Cavities: How they occur and how to prevent them

One of the most common dental problems is cavities. Nearly all adults in the UK have cavities to some degree, and many children have cavities in their milk teeth. This is despite the fact that the causes of cavities are well-known (poor dental hygiene, sugar, fizzy drinks and acidic foods).

Given that cavities are so common, what can we do to prevent them? Don’t worry: in this post, we’ll go over the basics of how to prevent cavities, as well as how cavities develop if you don’t do anything to stop them.

The stages of cavities

  • Stage 1. In the first stage of a cavity, only the enamel of the tooth is affected. You won’t feel any pain at this stage. In fact, it can be difficult to tell that you even have a cavity at all. It’s easy to see why then many patients make the mistake of letting the cavity grow until it starts causing pain. Instead, it’s much better to go to the dentist when you first notice signs of cavities, because then you can get them treated quickly. One early sign of cavities to watch out for is white, brown or black staining on your teeth. Another sign is pain or any unusual feeling in your mouth.
  • Stage 2. In the second stage, cavities attack the dentin of your teeth, which is the substance under your enamel that makes up most of your teeth. When cavities have reached this stage, they usually become painful.
  • Stage 3. If you haven’t seen the dentist by this point, then the cavity will reach the third stage, which is where the cavity grows until it reaches the pulp, which is the innermost part of the tooth. The pulp is also where the veins and nerves are found.
  • Stage 4. If you still don’t see a dentist, then the cavity will continue to grow until it reaches the tissue that holds the tooth in place. At this point, the pain will be very bad and you may lose the tooth.

How to prevent cavities

Now you know what it’s like to have cavities, you’ll probably want to know how to prevent them. Here are the main things you can do to prevent getting a cavity:

  • Keep your teeth clean. To prevent cavities, it’s important to maintain a good dental hygiene routine. This means brushing your teeth twice a day and flossing once a day. It’s also good to brush your teeth after eating a meal or snack that’s high in sugar or starch.
  • Visit the dentist regularly. Another important thing to do to prevent cavities is to see a dentist regularly, at least once a year. A dentist will look for early signs of cavities and will also give your teeth a thorough cleaning.
  • Use fluoride. Fluoride helps to prevent cavities and it’s found in most toothpastes and some mouthwashes. This mineral helps to strengthen your enamel and makes your teeth more resistance against bacteria.

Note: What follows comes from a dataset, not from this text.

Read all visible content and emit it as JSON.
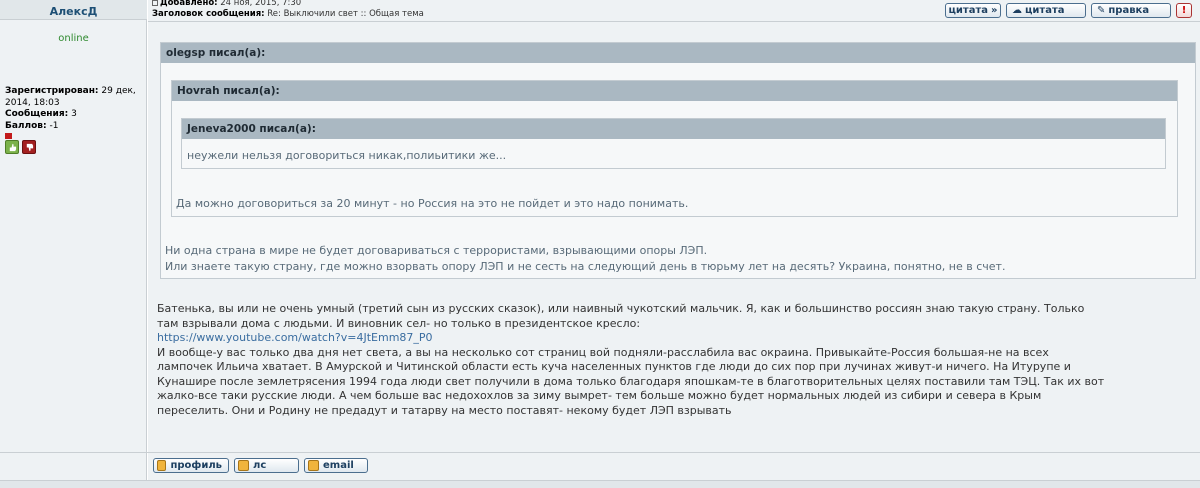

If you’d like to see one our dentists about cavities, book an appointment by calling us on 020 8882 3180. We’re looking forward to seeing you!